- [Records provided]
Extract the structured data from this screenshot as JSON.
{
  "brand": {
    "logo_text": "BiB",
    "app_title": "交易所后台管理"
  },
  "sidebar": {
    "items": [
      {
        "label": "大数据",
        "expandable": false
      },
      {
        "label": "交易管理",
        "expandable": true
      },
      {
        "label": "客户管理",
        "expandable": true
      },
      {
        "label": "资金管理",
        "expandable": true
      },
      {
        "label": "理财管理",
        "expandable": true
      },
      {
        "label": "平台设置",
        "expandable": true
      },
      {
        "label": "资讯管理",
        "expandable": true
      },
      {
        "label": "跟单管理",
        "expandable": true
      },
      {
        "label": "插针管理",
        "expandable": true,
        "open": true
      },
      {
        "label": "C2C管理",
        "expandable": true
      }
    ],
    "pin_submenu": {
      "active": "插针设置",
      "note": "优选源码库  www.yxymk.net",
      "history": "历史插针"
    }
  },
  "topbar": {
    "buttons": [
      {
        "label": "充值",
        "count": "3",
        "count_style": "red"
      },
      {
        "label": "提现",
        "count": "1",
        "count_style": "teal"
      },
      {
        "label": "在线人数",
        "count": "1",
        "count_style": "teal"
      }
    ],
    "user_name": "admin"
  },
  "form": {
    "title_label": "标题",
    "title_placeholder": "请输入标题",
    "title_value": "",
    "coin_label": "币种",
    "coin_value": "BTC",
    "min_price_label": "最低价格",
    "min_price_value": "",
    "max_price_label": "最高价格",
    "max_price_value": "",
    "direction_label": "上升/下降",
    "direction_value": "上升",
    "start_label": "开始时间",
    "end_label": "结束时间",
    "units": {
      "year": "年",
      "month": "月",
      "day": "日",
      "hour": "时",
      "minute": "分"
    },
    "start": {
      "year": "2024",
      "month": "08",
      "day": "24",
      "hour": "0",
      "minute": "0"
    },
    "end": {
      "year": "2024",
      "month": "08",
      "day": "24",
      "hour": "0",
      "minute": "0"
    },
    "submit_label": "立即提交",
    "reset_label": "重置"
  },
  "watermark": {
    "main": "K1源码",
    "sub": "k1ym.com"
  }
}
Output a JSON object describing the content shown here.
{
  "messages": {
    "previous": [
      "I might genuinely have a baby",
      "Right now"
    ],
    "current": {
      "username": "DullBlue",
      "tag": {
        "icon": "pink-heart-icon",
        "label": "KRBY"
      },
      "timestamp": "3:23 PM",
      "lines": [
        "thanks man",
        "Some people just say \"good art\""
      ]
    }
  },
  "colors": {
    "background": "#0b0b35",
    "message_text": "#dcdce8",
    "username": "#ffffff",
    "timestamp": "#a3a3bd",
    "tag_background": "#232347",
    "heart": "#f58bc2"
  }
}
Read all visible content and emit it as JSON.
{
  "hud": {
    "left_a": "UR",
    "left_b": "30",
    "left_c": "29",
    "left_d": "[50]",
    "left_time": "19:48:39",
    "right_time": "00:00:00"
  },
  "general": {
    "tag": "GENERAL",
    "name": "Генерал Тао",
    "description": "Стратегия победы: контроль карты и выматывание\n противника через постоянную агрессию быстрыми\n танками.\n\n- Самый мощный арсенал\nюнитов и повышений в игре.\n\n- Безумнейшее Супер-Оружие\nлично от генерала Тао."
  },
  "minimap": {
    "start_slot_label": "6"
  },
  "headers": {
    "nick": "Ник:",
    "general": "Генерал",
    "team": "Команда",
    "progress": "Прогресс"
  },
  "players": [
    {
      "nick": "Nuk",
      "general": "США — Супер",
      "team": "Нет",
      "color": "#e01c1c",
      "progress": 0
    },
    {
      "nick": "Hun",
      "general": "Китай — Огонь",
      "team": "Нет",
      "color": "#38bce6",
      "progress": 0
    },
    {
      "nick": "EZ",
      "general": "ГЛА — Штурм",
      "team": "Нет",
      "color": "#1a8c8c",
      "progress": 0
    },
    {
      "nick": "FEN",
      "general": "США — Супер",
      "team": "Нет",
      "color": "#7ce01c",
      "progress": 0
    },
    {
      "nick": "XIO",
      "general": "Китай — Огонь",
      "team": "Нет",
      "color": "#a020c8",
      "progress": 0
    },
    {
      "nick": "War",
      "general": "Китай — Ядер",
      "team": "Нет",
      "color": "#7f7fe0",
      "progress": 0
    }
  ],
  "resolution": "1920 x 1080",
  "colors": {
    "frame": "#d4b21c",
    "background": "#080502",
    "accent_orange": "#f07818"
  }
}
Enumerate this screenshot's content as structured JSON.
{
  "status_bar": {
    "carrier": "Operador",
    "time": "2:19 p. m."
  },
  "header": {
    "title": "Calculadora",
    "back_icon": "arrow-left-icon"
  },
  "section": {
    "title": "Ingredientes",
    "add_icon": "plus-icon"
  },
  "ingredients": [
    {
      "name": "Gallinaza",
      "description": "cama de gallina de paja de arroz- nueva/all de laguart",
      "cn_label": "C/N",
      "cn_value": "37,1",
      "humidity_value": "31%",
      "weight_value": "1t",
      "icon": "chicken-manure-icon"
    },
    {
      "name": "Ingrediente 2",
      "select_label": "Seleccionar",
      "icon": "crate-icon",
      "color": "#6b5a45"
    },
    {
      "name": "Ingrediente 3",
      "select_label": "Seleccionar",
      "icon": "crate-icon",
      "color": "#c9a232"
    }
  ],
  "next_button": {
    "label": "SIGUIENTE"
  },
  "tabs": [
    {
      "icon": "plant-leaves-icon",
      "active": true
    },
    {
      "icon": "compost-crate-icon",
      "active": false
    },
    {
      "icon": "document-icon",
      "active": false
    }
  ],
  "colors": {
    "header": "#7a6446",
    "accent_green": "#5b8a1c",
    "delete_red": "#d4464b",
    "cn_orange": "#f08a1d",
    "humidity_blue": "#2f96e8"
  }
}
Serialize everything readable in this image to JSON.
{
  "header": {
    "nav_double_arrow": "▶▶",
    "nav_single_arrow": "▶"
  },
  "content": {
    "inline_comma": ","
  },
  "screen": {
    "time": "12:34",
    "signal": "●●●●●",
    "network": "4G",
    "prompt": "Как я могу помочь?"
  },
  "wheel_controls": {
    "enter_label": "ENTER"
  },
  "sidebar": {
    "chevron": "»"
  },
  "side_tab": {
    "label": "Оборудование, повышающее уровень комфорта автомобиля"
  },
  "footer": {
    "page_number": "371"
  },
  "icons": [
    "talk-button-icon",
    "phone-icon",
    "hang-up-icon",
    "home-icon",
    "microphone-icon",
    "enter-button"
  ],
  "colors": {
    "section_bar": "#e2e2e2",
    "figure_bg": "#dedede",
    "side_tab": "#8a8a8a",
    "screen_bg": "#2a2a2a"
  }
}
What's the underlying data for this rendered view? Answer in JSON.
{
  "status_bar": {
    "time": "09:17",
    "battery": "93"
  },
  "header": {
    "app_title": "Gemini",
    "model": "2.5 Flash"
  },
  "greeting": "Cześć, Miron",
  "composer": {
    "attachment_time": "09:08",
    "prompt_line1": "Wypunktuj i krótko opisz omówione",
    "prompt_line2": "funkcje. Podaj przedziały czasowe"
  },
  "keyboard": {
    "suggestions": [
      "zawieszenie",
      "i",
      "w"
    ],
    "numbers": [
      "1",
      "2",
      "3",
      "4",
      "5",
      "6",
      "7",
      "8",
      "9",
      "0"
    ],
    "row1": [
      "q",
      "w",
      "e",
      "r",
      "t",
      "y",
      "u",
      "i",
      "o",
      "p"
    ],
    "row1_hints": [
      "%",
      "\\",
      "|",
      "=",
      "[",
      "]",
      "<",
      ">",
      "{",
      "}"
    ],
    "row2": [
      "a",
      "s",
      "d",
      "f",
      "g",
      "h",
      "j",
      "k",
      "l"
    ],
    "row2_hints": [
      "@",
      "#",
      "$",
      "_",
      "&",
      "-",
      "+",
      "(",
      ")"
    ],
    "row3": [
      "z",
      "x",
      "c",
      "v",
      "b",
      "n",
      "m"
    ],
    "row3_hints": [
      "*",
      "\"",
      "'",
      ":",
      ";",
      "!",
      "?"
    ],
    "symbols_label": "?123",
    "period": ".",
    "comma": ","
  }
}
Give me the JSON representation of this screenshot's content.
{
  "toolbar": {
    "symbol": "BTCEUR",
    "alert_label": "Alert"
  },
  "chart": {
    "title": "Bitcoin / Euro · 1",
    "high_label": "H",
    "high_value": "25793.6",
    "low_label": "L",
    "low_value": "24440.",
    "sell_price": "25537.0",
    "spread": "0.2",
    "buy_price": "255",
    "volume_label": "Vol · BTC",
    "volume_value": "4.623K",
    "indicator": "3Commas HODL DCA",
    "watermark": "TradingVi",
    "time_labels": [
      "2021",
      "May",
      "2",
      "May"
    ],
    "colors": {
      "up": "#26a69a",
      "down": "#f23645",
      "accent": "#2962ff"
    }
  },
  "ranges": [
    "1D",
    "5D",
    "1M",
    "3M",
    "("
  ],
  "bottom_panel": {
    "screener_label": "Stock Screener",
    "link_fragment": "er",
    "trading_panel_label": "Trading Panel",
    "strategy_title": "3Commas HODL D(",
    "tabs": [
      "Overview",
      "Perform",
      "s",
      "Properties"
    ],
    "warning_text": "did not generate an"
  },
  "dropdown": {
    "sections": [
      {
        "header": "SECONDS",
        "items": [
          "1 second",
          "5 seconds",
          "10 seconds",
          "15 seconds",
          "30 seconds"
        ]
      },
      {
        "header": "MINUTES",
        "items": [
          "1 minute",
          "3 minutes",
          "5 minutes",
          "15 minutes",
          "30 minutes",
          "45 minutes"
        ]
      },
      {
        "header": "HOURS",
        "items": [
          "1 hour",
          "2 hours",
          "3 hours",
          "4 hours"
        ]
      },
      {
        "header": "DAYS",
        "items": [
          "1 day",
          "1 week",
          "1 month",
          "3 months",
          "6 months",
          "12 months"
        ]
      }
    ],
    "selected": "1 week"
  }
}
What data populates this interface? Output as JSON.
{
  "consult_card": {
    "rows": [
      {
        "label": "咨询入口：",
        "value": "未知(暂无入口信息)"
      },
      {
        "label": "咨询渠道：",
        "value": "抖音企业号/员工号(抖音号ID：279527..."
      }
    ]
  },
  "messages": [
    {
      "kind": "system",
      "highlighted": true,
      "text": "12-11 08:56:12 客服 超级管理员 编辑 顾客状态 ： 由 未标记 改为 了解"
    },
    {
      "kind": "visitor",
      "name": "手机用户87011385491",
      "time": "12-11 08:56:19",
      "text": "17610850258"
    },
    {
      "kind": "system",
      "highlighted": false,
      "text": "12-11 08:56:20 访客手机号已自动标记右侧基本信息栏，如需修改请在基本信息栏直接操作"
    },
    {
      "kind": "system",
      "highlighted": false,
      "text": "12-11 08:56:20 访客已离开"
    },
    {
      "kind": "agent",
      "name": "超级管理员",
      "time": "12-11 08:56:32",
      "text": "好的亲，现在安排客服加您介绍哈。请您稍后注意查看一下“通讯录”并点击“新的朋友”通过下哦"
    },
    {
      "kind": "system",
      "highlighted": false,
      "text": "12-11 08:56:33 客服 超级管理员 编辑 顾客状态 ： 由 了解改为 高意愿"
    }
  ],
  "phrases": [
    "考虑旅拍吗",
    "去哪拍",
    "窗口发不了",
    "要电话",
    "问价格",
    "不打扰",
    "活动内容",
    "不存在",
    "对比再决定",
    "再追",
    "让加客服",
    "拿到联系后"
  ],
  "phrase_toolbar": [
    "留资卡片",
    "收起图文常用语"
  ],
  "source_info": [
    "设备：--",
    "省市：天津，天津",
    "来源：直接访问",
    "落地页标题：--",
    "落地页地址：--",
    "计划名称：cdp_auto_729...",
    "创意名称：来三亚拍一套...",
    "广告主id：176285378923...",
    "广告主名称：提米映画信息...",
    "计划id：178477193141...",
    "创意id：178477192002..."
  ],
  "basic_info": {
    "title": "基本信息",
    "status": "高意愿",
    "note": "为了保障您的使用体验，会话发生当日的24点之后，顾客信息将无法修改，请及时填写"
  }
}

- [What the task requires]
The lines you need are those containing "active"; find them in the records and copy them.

- [Output for this task]
      "active": "插针设置",
      "active": true
      "active": false
      "active": false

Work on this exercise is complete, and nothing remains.